Soon curiosity gave way to planning and action. Jackfruit, though known for its utility value, has been given the tag of a poor man’s food. James decided to take it to larger cross-section of society and experiment with different dishes--both traditional and exotic. After research he realised that in certain areas the crop is popular as a vegetable and in most places it is used as a fruit. The arduous task of cutting the fruit kept it away from consumers. Thus he wanted to try it out in different recipes both as a vegetable and as a fruit.
“Whenever I had food with potato as base, I felt that jackfruit would be a better substitute for mashed potato both taste and health-wise,” says James. His idea was to make jackfruit a universal vegetable and ensure that it replaces potato at least in places where it is grown.
For the purpose, he contacted leading chefs with whom he had a good network. But convincing them took some time as they were reluctant to use it for three reasons--seasonal, messy to prepare and the strong aroma. Though it proved to be a task, he succeeded and the result was amazing. Chefs were fascinated to see the range of dishes that could be prepared using a jackfruit. This led to experimenting hundreds of dishes from jackfruits, both traditional and contemporary.
He also launched jackfruit365 to sell freeze-dried ripe jackfruit and raw jackfruit. The venture solved two problems attached to jackfruit--seasonal and messy. The venture evoked overwhelming response. Soon he became the flagbearer for jackfruit in Kerala, also networking similar efforts.
As the jackfruit initiative became popular more and more people expressed keenness to know more about the Come Home campaign too. “All credit to the jackfruit campaign, a reputed publishing house like the Penguin Books India came forward to publish my first book – God’s Own Office.” The book, which was released on October 2, 2014, narrates James’s fascinating journey from the backwaters of Kerala to become an achiever in the corporate world and then treading the unique path of working for the corporate world out of his village.
Here is a response from a professional - “Reading God's Own Office gave me the courage to chuck up a full-time corporate role and return to Kozhikode. I've co-founded a boutique BPO, voice call centre and tax and financial advisory in Kozhikode.”
By the time he completed writing the book, James decided not to go back to corporate life and continue the jackfruit campaign and founded another start-up called God’s Own Food Solutions for the purpose. James had observed that the jackfruit meal of Kerala, where unripe jackfruit displaces rice and wheat, had resulted in hypoglycaemic incidents when taken with insulin.
He also found that in many instances, where jackfruit when used instead of rice or wheat, has reversed the diabetes condition. He took this clue forward, worked with doctors, scientists, chefs and consumers.

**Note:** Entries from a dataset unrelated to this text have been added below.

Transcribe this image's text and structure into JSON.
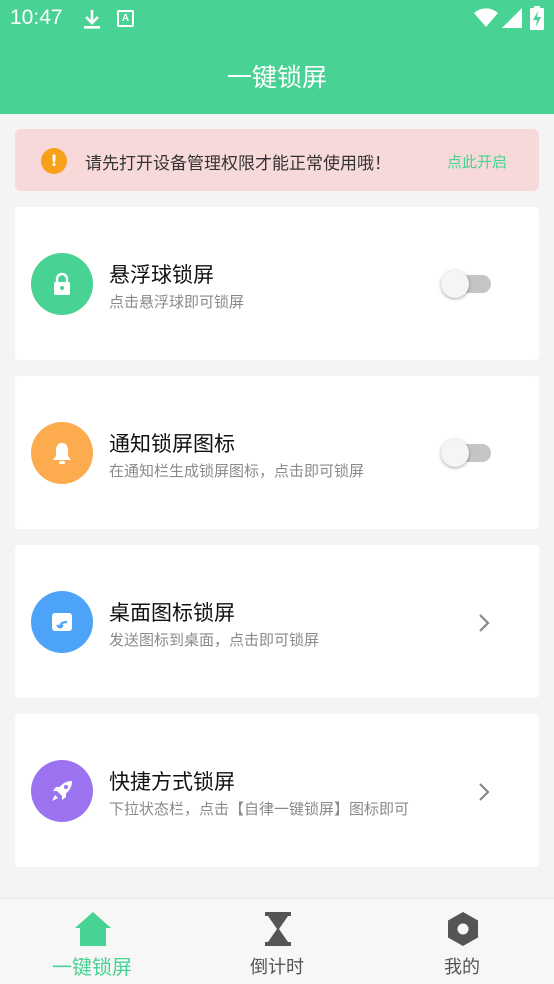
{
  "status_bar": {
    "time": "10:47",
    "a_badge": "A"
  },
  "header": {
    "title": "一键锁屏"
  },
  "banner": {
    "icon": "exclamation-icon",
    "icon_glyph": "!",
    "text": "请先打开设备管理权限才能正常使用哦！",
    "link": "点此开启"
  },
  "cards": [
    {
      "title": "悬浮球锁屏",
      "subtitle": "点击悬浮球即可锁屏",
      "icon": "lock-icon",
      "color": "#48d293",
      "control": "toggle",
      "enabled": false
    },
    {
      "title": "通知锁屏图标",
      "subtitle": "在通知栏生成锁屏图标，点击即可锁屏",
      "icon": "bell-icon",
      "color": "#fdab4f",
      "control": "toggle",
      "enabled": false
    },
    {
      "title": "桌面图标锁屏",
      "subtitle": "发送图标到桌面，点击即可锁屏",
      "icon": "desktop-shortcut-icon",
      "color": "#4da3f7",
      "control": "chevron"
    },
    {
      "title": "快捷方式锁屏",
      "subtitle": "下拉状态栏，点击【自律一键锁屏】图标即可",
      "icon": "rocket-icon",
      "color": "#9b72f0",
      "control": "chevron"
    }
  ],
  "bottom_nav": [
    {
      "label": "一键锁屏",
      "icon": "home-icon",
      "active": true
    },
    {
      "label": "倒计时",
      "icon": "hourglass-icon",
      "active": false
    },
    {
      "label": "我的",
      "icon": "hexagon-profile-icon",
      "active": false
    }
  ],
  "colors": {
    "accent": "#48d293",
    "banner_bg": "#f8d9da",
    "warning": "#f7a11b"
  }
}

The recent study by Sydney University’s Glycaemic Index Research Service has mentioned that the glycaemic load and carbohydrate content is the lowest in unripe jackfruit compared to rice and wheat and its high fibre content leads to low absorption of sugar.